The records need to be set down again exactly as they appear.

[Recorded data]
========

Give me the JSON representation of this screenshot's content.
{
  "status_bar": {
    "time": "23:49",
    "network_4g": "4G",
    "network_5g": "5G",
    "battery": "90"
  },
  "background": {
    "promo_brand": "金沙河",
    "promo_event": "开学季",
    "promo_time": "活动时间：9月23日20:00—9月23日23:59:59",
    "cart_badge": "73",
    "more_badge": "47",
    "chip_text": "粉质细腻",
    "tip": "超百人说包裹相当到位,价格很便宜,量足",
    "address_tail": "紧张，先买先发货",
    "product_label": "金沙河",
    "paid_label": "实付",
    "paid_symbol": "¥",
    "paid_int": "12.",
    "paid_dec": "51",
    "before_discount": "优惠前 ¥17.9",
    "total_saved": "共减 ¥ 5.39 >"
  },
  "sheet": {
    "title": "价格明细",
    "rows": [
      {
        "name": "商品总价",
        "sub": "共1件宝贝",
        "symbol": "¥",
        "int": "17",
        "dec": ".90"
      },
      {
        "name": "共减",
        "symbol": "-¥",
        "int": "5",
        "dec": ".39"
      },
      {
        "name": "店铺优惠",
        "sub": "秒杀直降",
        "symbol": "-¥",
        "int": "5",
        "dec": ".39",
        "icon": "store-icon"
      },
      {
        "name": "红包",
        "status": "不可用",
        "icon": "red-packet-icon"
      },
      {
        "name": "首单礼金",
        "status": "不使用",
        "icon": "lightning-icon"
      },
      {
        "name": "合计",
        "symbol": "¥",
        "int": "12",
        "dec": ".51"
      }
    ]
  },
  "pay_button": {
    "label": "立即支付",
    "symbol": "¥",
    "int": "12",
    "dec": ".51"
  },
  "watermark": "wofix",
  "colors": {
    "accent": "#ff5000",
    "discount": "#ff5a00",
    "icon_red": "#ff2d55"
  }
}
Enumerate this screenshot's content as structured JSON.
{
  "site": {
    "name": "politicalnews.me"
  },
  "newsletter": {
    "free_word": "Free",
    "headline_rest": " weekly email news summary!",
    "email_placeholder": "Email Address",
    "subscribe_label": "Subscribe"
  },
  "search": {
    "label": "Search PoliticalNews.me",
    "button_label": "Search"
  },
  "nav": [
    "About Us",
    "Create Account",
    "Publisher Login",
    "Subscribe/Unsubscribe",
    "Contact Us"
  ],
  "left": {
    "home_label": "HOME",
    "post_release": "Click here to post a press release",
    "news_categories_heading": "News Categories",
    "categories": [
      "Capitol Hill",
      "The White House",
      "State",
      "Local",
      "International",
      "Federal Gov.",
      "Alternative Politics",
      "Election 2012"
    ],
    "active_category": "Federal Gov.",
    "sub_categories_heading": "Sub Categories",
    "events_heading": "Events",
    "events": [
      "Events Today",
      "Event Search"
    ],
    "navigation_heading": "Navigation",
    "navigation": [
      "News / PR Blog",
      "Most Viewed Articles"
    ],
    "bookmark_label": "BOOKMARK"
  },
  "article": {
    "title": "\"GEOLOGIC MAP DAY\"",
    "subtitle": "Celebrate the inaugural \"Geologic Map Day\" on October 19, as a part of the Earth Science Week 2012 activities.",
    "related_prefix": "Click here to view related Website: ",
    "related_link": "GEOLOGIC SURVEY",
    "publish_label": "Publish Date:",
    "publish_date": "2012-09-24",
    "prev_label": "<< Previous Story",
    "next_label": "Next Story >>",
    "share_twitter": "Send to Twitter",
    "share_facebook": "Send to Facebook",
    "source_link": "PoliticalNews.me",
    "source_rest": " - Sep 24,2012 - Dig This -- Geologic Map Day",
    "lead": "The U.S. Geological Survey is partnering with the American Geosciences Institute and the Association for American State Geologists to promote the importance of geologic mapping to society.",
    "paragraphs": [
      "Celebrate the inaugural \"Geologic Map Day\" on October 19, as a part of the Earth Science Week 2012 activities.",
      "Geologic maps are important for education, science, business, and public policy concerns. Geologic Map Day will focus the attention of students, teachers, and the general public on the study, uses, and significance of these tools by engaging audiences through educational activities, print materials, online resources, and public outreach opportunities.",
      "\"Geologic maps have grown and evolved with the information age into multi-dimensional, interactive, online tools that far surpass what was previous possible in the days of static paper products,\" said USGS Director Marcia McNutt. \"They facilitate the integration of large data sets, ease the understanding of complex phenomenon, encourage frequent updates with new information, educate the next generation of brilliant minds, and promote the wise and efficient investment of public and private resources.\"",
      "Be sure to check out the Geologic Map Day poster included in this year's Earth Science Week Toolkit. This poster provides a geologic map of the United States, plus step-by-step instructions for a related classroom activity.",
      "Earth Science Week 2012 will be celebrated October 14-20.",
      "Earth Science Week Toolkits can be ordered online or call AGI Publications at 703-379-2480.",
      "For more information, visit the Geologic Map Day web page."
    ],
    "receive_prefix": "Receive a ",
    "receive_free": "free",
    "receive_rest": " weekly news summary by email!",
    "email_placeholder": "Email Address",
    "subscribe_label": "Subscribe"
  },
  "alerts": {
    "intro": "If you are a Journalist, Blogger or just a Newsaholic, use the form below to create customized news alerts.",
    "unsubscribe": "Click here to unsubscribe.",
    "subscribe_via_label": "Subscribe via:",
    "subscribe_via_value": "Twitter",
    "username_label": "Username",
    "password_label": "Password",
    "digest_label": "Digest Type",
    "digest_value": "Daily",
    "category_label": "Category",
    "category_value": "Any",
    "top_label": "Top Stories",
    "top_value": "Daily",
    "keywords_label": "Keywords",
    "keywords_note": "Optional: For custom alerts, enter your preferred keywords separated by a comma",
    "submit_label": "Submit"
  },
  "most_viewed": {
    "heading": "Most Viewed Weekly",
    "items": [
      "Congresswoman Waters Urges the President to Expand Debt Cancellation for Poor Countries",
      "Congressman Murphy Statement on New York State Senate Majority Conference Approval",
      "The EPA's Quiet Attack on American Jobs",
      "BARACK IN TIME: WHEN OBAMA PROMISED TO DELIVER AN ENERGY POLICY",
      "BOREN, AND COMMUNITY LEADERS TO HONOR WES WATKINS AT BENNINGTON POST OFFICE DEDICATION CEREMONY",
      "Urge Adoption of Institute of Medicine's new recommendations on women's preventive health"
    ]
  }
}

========

SOLUTION TO THIS PROBLEM »
Give me the JSON representation of this screenshot's content.
{
  "status_bar": {
    "time": "23:49",
    "network_4g": "4G",
    "network_5g": "5G",
    "battery": "90"
  },
  "background": {
    "promo_brand": "金沙河",
    "promo_event": "开学季",
    "promo_time": "活动时间：9月23日20:00—9月23日23:59:59",
    "cart_badge": "73",
    "more_badge": "47",
    "chip_text": "粉质细腻",
    "tip": "超百人说包裹相当到位,价格很便宜,量足",
    "address_tail": "紧张，先买先发货",
    "product_label": "金沙河",
    "paid_label": "实付",
    "paid_symbol": "¥",
    "paid_int": "12.",
    "paid_dec": "51",
    "before_discount": "优惠前 ¥17.9",
    "total_saved": "共减 ¥ 5.39 >"
  },
  "sheet": {
    "title": "价格明细",
    "rows": [
      {
        "name": "商品总价",
        "sub": "共1件宝贝",
        "symbol": "¥",
        "int": "17",
        "dec": ".90"
      },
      {
        "name": "共减",
        "symbol": "-¥",
        "int": "5",
        "dec": ".39"
      },
      {
        "name": "店铺优惠",
        "sub": "秒杀直降",
        "symbol": "-¥",
        "int": "5",
        "dec": ".39",
        "icon": "store-icon"
      },
      {
        "name": "红包",
        "status": "不可用",
        "icon": "red-packet-icon"
      },
      {
        "name": "首单礼金",
        "status": "不使用",
        "icon": "lightning-icon"
      },
      {
        "name": "合计",
        "symbol": "¥",
        "int": "12",
        "dec": ".51"
      }
    ]
  },
  "pay_button": {
    "label": "立即支付",
    "symbol": "¥",
    "int": "12",
    "dec": ".51"
  },
  "watermark": "wofix",
  "colors": {
    "accent": "#ff5000",
    "discount": "#ff5a00",
    "icon_red": "#ff2d55"
  }
}
Enumerate this screenshot's content as structured JSON.
{
  "site": {
    "name": "politicalnews.me"
  },
  "newsletter": {
    "free_word": "Free",
    "headline_rest": " weekly email news summary!",
    "email_placeholder": "Email Address",
    "subscribe_label": "Subscribe"
  },
  "search": {
    "label": "Search PoliticalNews.me",
    "button_label": "Search"
  },
  "nav": [
    "About Us",
    "Create Account",
    "Publisher Login",
    "Subscribe/Unsubscribe",
    "Contact Us"
  ],
  "left": {
    "home_label": "HOME",
    "post_release": "Click here to post a press release",
    "news_categories_heading": "News Categories",
    "categories": [
      "Capitol Hill",
      "The White House",
      "State",
      "Local",
      "International",
      "Federal Gov.",
      "Alternative Politics",
      "Election 2012"
    ],
    "active_category": "Federal Gov.",
    "sub_categories_heading": "Sub Categories",
    "events_heading": "Events",
    "events": [
      "Events Today",
      "Event Search"
    ],
    "navigation_heading": "Navigation",
    "navigation": [
      "News / PR Blog",
      "Most Viewed Articles"
    ],
    "bookmark_label": "BOOKMARK"
  },
  "article": {
    "title": "\"GEOLOGIC MAP DAY\"",
    "subtitle": "Celebrate the inaugural \"Geologic Map Day\" on October 19, as a part of the Earth Science Week 2012 activities.",
    "related_prefix": "Click here to view related Website: ",
    "related_link": "GEOLOGIC SURVEY",
    "publish_label": "Publish Date:",
    "publish_date": "2012-09-24",
    "prev_label": "<< Previous Story",
    "next_label": "Next Story >>",
    "share_twitter": "Send to Twitter",
    "share_facebook": "Send to Facebook",
    "source_link": "PoliticalNews.me",
    "source_rest": " - Sep 24,2012 - Dig This -- Geologic Map Day",
    "lead": "The U.S. Geological Survey is partnering with the American Geosciences Institute and the Association for American State Geologists to promote the importance of geologic mapping to society.",
    "paragraphs": [
      "Celebrate the inaugural \"Geologic Map Day\" on October 19, as a part of the Earth Science Week 2012 activities.",
      "Geologic maps are important for education, science, business, and public policy concerns. Geologic Map Day will focus the attention of students, teachers, and the general public on the study, uses, and significance of these tools by engaging audiences through educational activities, print materials, online resources, and public outreach opportunities.",
      "\"Geologic maps have grown and evolved with the information age into multi-dimensional, interactive, online tools that far surpass what was previous possible in the days of static paper products,\" said USGS Director Marcia McNutt. \"They facilitate the integration of large data sets, ease the understanding of complex phenomenon, encourage frequent updates with new information, educate the next generation of brilliant minds, and promote the wise and efficient investment of public and private resources.\"",
      "Be sure to check out the Geologic Map Day poster included in this year's Earth Science Week Toolkit. This poster provides a geologic map of the United States, plus step-by-step instructions for a related classroom activity.",
      "Earth Science Week 2012 will be celebrated October 14-20.",
      "Earth Science Week Toolkits can be ordered online or call AGI Publications at 703-379-2480.",
      "For more information, visit the Geologic Map Day web page."
    ],
    "receive_prefix": "Receive a ",
    "receive_free": "free",
    "receive_rest": " weekly news summary by email!",
    "email_placeholder": "Email Address",
    "subscribe_label": "Subscribe"
  },
  "alerts": {
    "intro": "If you are a Journalist, Blogger or just a Newsaholic, use the form below to create customized news alerts.",
    "unsubscribe": "Click here to unsubscribe.",
    "subscribe_via_label": "Subscribe via:",
    "subscribe_via_value": "Twitter",
    "username_label": "Username",
    "password_label": "Password",
    "digest_label": "Digest Type",
    "digest_value": "Daily",
    "category_label": "Category",
    "category_value": "Any",
    "top_label": "Top Stories",
    "top_value": "Daily",
    "keywords_label": "Keywords",
    "keywords_note": "Optional: For custom alerts, enter your preferred keywords separated by a comma",
    "submit_label": "Submit"
  },
  "most_viewed": {
    "heading": "Most Viewed Weekly",
    "items": [
      "Congresswoman Waters Urges the President to Expand Debt Cancellation for Poor Countries",
      "Congressman Murphy Statement on New York State Senate Majority Conference Approval",
      "The EPA's Quiet Attack on American Jobs",
      "BARACK IN TIME: WHEN OBAMA PROMISED TO DELIVER AN ENERGY POLICY",
      "BOREN, AND COMMUNITY LEADERS TO HONOR WES WATKINS AT BENNINGTON POST OFFICE DEDICATION CEREMONY",
      "Urge Adoption of Institute of Medicine's new recommendations on women's preventive health"
    ]
  }
}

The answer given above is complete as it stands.